Brief: Leave every picture out and write out the records below exactly.

[Stored dataset items]

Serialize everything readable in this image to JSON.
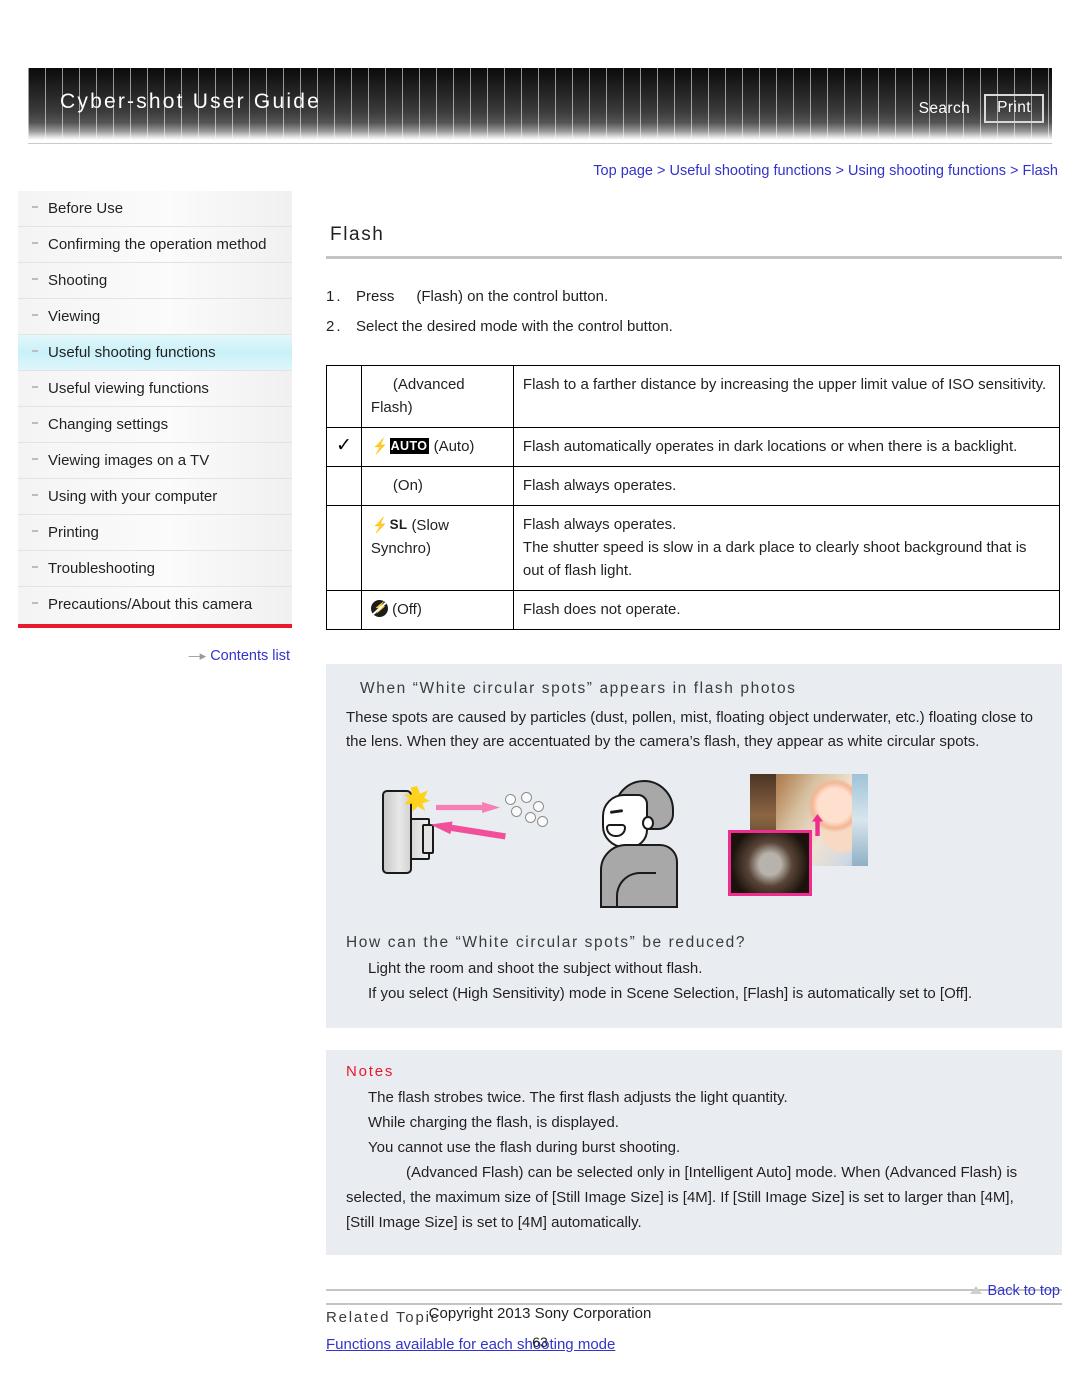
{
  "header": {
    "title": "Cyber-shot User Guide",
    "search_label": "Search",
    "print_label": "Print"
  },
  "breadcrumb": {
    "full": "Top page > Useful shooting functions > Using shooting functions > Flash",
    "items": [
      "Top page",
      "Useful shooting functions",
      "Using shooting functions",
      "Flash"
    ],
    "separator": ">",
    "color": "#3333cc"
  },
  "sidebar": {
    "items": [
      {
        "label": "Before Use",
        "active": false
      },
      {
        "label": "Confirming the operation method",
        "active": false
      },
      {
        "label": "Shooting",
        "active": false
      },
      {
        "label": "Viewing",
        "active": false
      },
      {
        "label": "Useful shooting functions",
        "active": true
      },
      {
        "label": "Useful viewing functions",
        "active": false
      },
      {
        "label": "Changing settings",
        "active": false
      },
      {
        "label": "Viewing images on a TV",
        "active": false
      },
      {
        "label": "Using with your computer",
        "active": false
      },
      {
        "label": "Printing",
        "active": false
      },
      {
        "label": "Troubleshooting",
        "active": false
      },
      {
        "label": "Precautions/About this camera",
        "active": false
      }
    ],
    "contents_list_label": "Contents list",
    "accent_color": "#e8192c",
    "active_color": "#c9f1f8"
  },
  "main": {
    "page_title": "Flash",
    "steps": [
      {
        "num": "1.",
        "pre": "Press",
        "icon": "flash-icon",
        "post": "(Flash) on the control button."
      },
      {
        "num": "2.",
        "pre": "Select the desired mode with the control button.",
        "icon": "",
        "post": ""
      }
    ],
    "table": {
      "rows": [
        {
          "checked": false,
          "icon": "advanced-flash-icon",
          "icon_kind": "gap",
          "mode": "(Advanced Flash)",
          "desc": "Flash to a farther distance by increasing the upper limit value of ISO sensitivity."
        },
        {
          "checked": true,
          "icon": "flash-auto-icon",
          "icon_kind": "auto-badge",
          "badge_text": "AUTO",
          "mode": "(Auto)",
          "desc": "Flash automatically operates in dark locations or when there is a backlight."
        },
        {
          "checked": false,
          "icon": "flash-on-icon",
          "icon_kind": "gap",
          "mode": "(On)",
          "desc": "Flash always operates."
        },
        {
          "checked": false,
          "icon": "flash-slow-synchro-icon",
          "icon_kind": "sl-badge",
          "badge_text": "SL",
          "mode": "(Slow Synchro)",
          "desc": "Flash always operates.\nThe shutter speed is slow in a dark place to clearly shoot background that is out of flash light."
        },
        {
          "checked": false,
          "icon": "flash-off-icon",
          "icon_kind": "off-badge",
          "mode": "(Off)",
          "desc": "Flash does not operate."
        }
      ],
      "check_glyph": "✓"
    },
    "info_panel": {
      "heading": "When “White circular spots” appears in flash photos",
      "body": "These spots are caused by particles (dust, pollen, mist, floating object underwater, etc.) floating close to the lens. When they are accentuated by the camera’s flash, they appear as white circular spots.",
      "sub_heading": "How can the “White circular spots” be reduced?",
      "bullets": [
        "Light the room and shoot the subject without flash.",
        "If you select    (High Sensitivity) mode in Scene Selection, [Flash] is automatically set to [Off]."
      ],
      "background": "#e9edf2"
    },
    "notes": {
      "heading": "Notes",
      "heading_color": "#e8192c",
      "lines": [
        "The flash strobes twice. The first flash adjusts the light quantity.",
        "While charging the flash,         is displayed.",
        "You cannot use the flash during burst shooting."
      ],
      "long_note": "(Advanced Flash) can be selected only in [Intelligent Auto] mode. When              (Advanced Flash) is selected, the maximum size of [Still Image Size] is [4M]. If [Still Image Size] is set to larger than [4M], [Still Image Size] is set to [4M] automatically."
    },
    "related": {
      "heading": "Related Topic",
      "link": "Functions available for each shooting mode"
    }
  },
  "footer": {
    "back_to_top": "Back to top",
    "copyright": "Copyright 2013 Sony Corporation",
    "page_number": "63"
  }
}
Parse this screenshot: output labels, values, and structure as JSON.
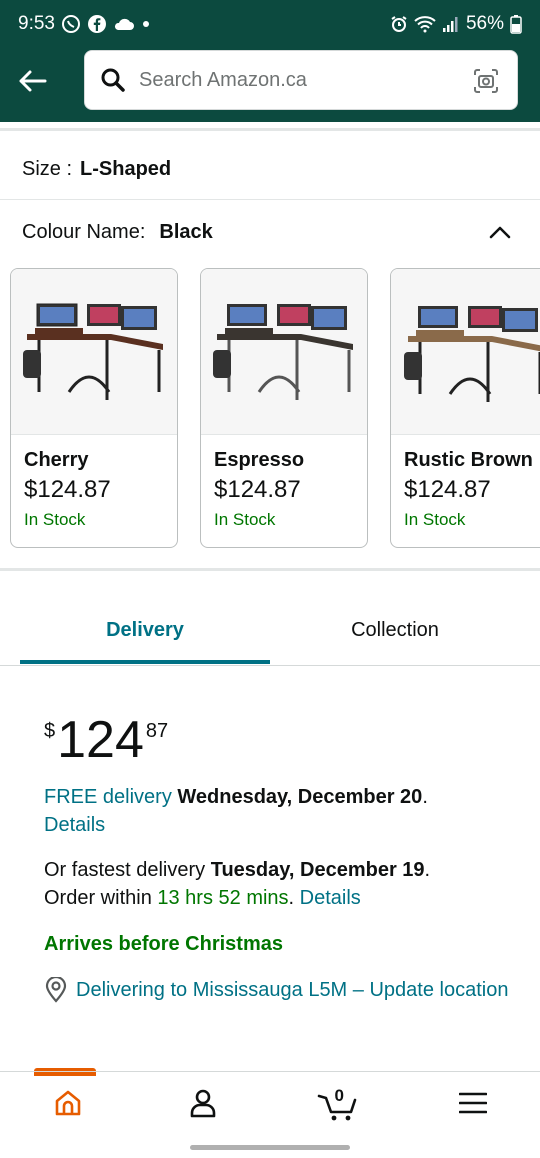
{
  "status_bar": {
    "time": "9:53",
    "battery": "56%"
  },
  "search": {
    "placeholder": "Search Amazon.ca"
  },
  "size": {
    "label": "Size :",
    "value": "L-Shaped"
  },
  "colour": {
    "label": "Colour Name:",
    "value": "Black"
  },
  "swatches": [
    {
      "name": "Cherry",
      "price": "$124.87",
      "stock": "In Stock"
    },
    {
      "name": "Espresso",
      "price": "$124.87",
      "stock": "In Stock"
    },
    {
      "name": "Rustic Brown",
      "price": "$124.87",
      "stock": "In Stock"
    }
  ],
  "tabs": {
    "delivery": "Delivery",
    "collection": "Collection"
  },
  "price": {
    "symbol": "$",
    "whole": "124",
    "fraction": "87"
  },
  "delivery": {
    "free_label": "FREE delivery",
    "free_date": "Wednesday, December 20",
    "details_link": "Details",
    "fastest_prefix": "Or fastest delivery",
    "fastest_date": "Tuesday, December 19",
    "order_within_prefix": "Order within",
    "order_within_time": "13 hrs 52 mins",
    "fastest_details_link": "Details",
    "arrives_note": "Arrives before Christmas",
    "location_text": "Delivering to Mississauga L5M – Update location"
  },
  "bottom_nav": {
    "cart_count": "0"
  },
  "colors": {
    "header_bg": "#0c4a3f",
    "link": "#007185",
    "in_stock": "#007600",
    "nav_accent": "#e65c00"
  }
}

Result below:
Serialize everything readable in this image to JSON.
{
  "header": {
    "title": "Cyber-shot User Guide",
    "search_label": "Search",
    "print_label": "Print"
  },
  "breadcrumb": {
    "full": "Top page > Useful shooting functions > Using shooting functions > Flash",
    "items": [
      "Top page",
      "Useful shooting functions",
      "Using shooting functions",
      "Flash"
    ],
    "separator": ">",
    "color": "#3333cc"
  },
  "sidebar": {
    "items": [
      {
        "label": "Before Use",
        "active": false
      },
      {
        "label": "Confirming the operation method",
        "active": false
      },
      {
        "label": "Shooting",
        "active": false
      },
      {
        "label": "Viewing",
        "active": false
      },
      {
        "label": "Useful shooting functions",
        "active": true
      },
      {
        "label": "Useful viewing functions",
        "active": false
      },
      {
        "label": "Changing settings",
        "active": false
      },
      {
        "label": "Viewing images on a TV",
        "active": false
      },
      {
        "label": "Using with your computer",
        "active": false
      },
      {
        "label": "Printing",
        "active": false
      },
      {
        "label": "Troubleshooting",
        "active": false
      },
      {
        "label": "Precautions/About this camera",
        "active": false
      }
    ],
    "contents_list_label": "Contents list",
    "accent_color": "#e8192c",
    "active_color": "#c9f1f8"
  },
  "main": {
    "page_title": "Flash",
    "steps": [
      {
        "num": "1.",
        "pre": "Press",
        "icon": "flash-icon",
        "post": "(Flash) on the control button."
      },
      {
        "num": "2.",
        "pre": "Select the desired mode with the control button.",
        "icon": "",
        "post": ""
      }
    ],
    "table": {
      "rows": [
        {
          "checked": false,
          "icon": "advanced-flash-icon",
          "icon_kind": "gap",
          "mode": "(Advanced Flash)",
          "desc": "Flash to a farther distance by increasing the upper limit value of ISO sensitivity."
        },
        {
          "checked": true,
          "icon": "flash-auto-icon",
          "icon_kind": "auto-badge",
          "badge_text": "AUTO",
          "mode": "(Auto)",
          "desc": "Flash automatically operates in dark locations or when there is a backlight."
        },
        {
          "checked": false,
          "icon": "flash-on-icon",
          "icon_kind": "gap",
          "mode": "(On)",
          "desc": "Flash always operates."
        },
        {
          "checked": false,
          "icon": "flash-slow-synchro-icon",
          "icon_kind": "sl-badge",
          "badge_text": "SL",
          "mode": "(Slow Synchro)",
          "desc": "Flash always operates.\nThe shutter speed is slow in a dark place to clearly shoot background that is out of flash light."
        },
        {
          "checked": false,
          "icon": "flash-off-icon",
          "icon_kind": "off-badge",
          "mode": "(Off)",
          "desc": "Flash does not operate."
        }
      ],
      "check_glyph": "✓"
    },
    "info_panel": {
      "heading": "When “White circular spots” appears in flash photos",
      "body": "These spots are caused by particles (dust, pollen, mist, floating object underwater, etc.) floating close to the lens. When they are accentuated by the camera’s flash, they appear as white circular spots.",
      "sub_heading": "How can the “White circular spots” be reduced?",
      "bullets": [
        "Light the room and shoot the subject without flash.",
        "If you select    (High Sensitivity) mode in Scene Selection, [Flash] is automatically set to [Off]."
      ],
      "background": "#e9edf2"
    },
    "notes": {
      "heading": "Notes",
      "heading_color": "#e8192c",
      "lines": [
        "The flash strobes twice. The first flash adjusts the light quantity.",
        "While charging the flash,         is displayed.",
        "You cannot use the flash during burst shooting."
      ],
      "long_note": "(Advanced Flash) can be selected only in [Intelligent Auto] mode. When              (Advanced Flash) is selected, the maximum size of [Still Image Size] is [4M]. If [Still Image Size] is set to larger than [4M], [Still Image Size] is set to [4M] automatically."
    },
    "related": {
      "heading": "Related Topic",
      "link": "Functions available for each shooting mode"
    }
  },
  "footer": {
    "back_to_top": "Back to top",
    "copyright": "Copyright 2013 Sony Corporation",
    "page_number": "63"
  }
}
Parse this screenshot: output labels, values, and structure as JSON.
{
  "status_bar": {
    "time": "9:53",
    "battery": "56%"
  },
  "search": {
    "placeholder": "Search Amazon.ca"
  },
  "size": {
    "label": "Size :",
    "value": "L-Shaped"
  },
  "colour": {
    "label": "Colour Name:",
    "value": "Black"
  },
  "swatches": [
    {
      "name": "Cherry",
      "price": "$124.87",
      "stock": "In Stock"
    },
    {
      "name": "Espresso",
      "price": "$124.87",
      "stock": "In Stock"
    },
    {
      "name": "Rustic Brown",
      "price": "$124.87",
      "stock": "In Stock"
    }
  ],
  "tabs": {
    "delivery": "Delivery",
    "collection": "Collection"
  },
  "price": {
    "symbol": "$",
    "whole": "124",
    "fraction": "87"
  },
  "delivery": {
    "free_label": "FREE delivery",
    "free_date": "Wednesday, December 20",
    "details_link": "Details",
    "fastest_prefix": "Or fastest delivery",
    "fastest_date": "Tuesday, December 19",
    "order_within_prefix": "Order within",
    "order_within_time": "13 hrs 52 mins",
    "fastest_details_link": "Details",
    "arrives_note": "Arrives before Christmas",
    "location_text": "Delivering to Mississauga L5M – Update location"
  },
  "bottom_nav": {
    "cart_count": "0"
  },
  "colors": {
    "header_bg": "#0c4a3f",
    "link": "#007185",
    "in_stock": "#007600",
    "nav_accent": "#e65c00"
  }
}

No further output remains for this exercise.